▶ [Directions for this task] The required answer is each line in the entries below where "your" occurs.

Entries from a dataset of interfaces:
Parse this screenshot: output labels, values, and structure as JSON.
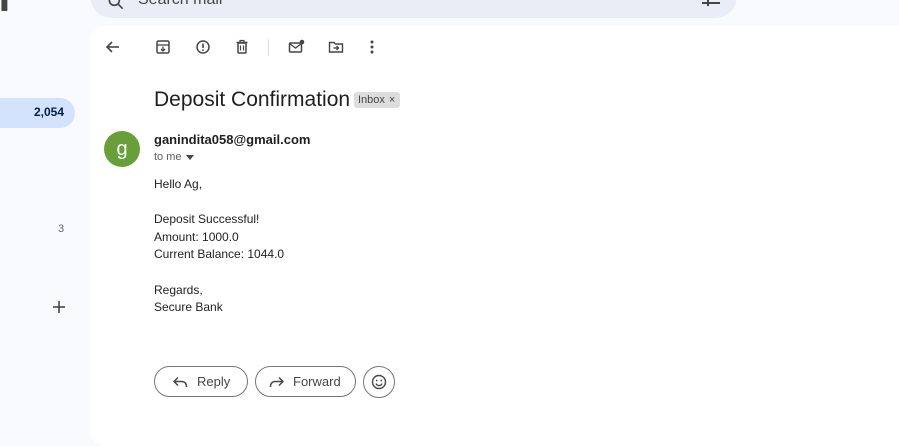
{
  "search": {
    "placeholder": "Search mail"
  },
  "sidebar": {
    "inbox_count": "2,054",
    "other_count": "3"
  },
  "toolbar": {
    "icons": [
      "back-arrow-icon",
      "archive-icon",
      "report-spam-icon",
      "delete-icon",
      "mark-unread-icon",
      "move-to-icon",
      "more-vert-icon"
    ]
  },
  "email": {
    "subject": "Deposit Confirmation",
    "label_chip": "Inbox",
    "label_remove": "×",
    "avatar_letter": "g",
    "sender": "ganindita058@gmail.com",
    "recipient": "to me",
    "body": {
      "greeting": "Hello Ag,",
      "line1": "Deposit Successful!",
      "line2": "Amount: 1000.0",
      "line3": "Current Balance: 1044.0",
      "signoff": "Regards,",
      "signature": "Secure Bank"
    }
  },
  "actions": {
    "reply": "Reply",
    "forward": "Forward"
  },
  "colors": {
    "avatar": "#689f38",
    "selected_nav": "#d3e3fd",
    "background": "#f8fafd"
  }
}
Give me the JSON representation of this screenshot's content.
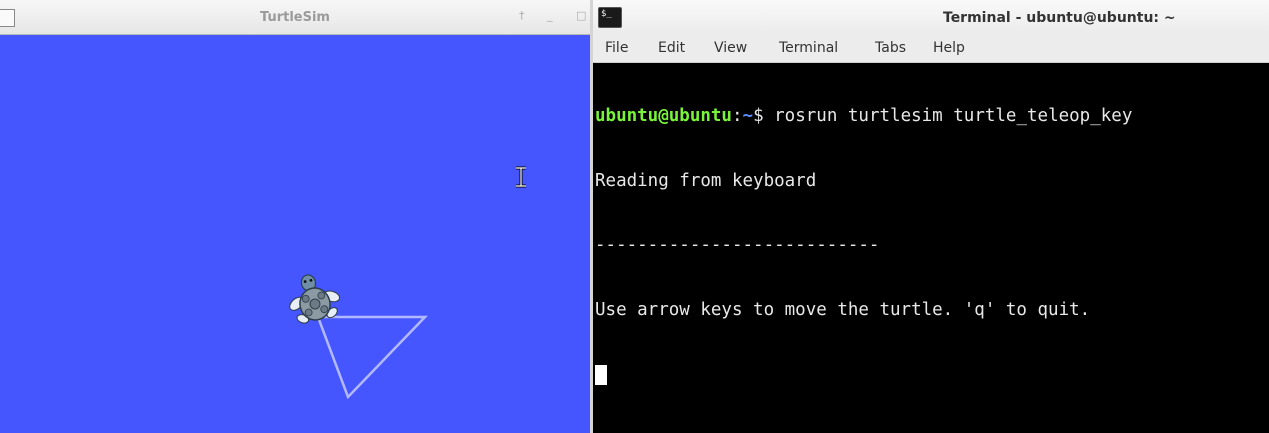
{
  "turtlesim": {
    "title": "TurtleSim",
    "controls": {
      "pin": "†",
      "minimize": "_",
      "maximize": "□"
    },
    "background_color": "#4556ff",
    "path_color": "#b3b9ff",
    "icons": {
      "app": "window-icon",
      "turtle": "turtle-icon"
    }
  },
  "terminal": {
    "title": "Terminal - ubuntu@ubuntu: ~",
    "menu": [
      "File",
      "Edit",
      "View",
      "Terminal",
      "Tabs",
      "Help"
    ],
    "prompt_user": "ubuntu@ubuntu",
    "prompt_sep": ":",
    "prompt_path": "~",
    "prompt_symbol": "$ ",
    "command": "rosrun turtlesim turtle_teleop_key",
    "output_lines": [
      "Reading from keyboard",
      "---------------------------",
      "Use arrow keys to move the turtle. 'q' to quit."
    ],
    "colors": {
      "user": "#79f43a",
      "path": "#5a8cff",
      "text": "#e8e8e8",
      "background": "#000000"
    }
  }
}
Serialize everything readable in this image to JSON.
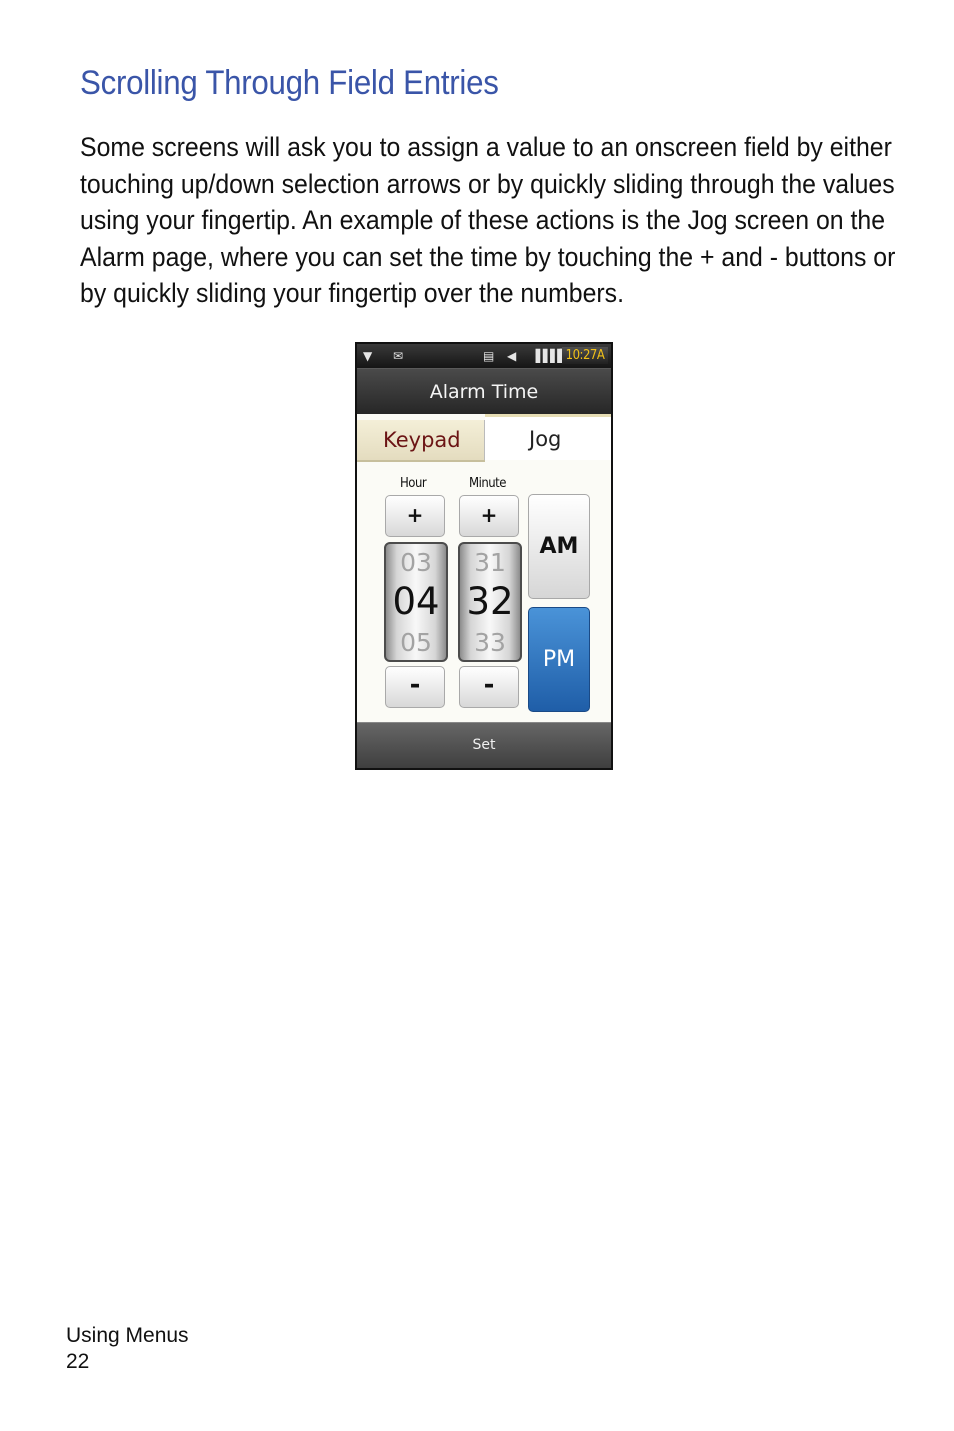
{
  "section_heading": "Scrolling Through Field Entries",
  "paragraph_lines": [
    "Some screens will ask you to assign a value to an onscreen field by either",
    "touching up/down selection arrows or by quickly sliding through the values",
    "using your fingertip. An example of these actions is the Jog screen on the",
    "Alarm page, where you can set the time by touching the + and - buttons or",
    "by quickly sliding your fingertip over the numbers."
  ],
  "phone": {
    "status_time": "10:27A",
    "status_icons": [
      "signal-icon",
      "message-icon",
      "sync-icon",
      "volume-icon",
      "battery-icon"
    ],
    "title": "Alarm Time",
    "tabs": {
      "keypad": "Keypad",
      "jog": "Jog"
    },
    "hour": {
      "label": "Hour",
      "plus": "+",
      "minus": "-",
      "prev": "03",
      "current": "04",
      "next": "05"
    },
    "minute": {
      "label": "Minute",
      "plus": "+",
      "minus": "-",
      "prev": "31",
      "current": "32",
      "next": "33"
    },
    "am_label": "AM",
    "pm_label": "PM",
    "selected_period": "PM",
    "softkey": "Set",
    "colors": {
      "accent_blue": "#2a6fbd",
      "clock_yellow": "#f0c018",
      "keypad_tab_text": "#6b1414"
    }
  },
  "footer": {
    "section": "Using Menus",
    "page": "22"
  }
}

▶ [Written solution]
    "using your fingertip. An example of these actions is the Jog screen on the",
    "by quickly sliding your fingertip over the numbers."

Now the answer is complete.